→ WHAT YOU HAVE TO DO: Every entry should be repeated exactly as written.

→ RECORD SET:
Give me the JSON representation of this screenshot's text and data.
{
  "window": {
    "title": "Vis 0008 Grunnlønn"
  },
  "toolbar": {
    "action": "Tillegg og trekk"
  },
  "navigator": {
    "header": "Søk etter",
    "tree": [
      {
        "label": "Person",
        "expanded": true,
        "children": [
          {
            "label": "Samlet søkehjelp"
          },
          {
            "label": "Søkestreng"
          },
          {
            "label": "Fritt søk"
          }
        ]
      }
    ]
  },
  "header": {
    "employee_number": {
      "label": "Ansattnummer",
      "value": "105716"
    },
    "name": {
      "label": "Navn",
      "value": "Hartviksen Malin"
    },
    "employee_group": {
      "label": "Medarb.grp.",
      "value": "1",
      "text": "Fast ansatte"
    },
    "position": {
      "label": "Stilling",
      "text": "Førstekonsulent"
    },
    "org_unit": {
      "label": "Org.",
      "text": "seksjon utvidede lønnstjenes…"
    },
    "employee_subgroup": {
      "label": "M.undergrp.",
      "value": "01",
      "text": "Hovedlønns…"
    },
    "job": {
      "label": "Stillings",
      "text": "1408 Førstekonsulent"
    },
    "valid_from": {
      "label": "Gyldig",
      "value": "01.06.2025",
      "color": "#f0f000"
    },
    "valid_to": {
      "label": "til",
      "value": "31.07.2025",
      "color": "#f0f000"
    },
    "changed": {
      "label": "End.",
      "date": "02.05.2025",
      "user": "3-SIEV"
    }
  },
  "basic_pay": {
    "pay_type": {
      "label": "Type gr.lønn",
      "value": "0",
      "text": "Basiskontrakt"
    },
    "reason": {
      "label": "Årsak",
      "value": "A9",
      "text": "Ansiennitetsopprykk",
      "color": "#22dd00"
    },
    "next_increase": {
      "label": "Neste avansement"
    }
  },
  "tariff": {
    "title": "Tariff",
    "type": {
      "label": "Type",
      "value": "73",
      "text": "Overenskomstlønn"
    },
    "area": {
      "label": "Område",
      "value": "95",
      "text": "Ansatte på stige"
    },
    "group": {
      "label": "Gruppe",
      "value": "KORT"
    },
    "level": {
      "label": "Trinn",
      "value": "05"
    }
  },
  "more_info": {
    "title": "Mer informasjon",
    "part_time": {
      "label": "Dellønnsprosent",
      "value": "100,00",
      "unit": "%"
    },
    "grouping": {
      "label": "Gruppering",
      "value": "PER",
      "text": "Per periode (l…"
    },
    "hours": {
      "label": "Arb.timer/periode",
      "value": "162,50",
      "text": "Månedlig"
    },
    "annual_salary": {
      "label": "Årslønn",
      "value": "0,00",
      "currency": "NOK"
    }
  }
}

→ TASK ANSWER:
Give me the JSON representation of this screenshot's text and data.
{
  "window": {
    "title": "Vis 0008 Grunnlønn"
  },
  "toolbar": {
    "action": "Tillegg og trekk"
  },
  "navigator": {
    "header": "Søk etter",
    "tree": [
      {
        "label": "Person",
        "expanded": true,
        "children": [
          {
            "label": "Samlet søkehjelp"
          },
          {
            "label": "Søkestreng"
          },
          {
            "label": "Fritt søk"
          }
        ]
      }
    ]
  },
  "header": {
    "employee_number": {
      "label": "Ansattnummer",
      "value": "105716"
    },
    "name": {
      "label": "Navn",
      "value": "Hartviksen Malin"
    },
    "employee_group": {
      "label": "Medarb.grp.",
      "value": "1",
      "text": "Fast ansatte"
    },
    "position": {
      "label": "Stilling",
      "text": "Førstekonsulent"
    },
    "org_unit": {
      "label": "Org.",
      "text": "seksjon utvidede lønnstjenes…"
    },
    "employee_subgroup": {
      "label": "M.undergrp.",
      "value": "01",
      "text": "Hovedlønns…"
    },
    "job": {
      "label": "Stillings",
      "text": "1408 Førstekonsulent"
    },
    "valid_from": {
      "label": "Gyldig",
      "value": "01.06.2025",
      "color": "#f0f000"
    },
    "valid_to": {
      "label": "til",
      "value": "31.07.2025",
      "color": "#f0f000"
    },
    "changed": {
      "label": "End.",
      "date": "02.05.2025",
      "user": "3-SIEV"
    }
  },
  "basic_pay": {
    "pay_type": {
      "label": "Type gr.lønn",
      "value": "0",
      "text": "Basiskontrakt"
    },
    "reason": {
      "label": "Årsak",
      "value": "A9",
      "text": "Ansiennitetsopprykk",
      "color": "#22dd00"
    },
    "next_increase": {
      "label": "Neste avansement"
    }
  },
  "tariff": {
    "title": "Tariff",
    "type": {
      "label": "Type",
      "value": "73",
      "text": "Overenskomstlønn"
    },
    "area": {
      "label": "Område",
      "value": "95",
      "text": "Ansatte på stige"
    },
    "group": {
      "label": "Gruppe",
      "value": "KORT"
    },
    "level": {
      "label": "Trinn",
      "value": "05"
    }
  },
  "more_info": {
    "title": "Mer informasjon",
    "part_time": {
      "label": "Dellønnsprosent",
      "value": "100,00",
      "unit": "%"
    },
    "grouping": {
      "label": "Gruppering",
      "value": "PER",
      "text": "Per periode (l…"
    },
    "hours": {
      "label": "Arb.timer/periode",
      "value": "162,50",
      "text": "Månedlig"
    },
    "annual_salary": {
      "label": "Årslønn",
      "value": "0,00",
      "currency": "NOK"
    }
  }
}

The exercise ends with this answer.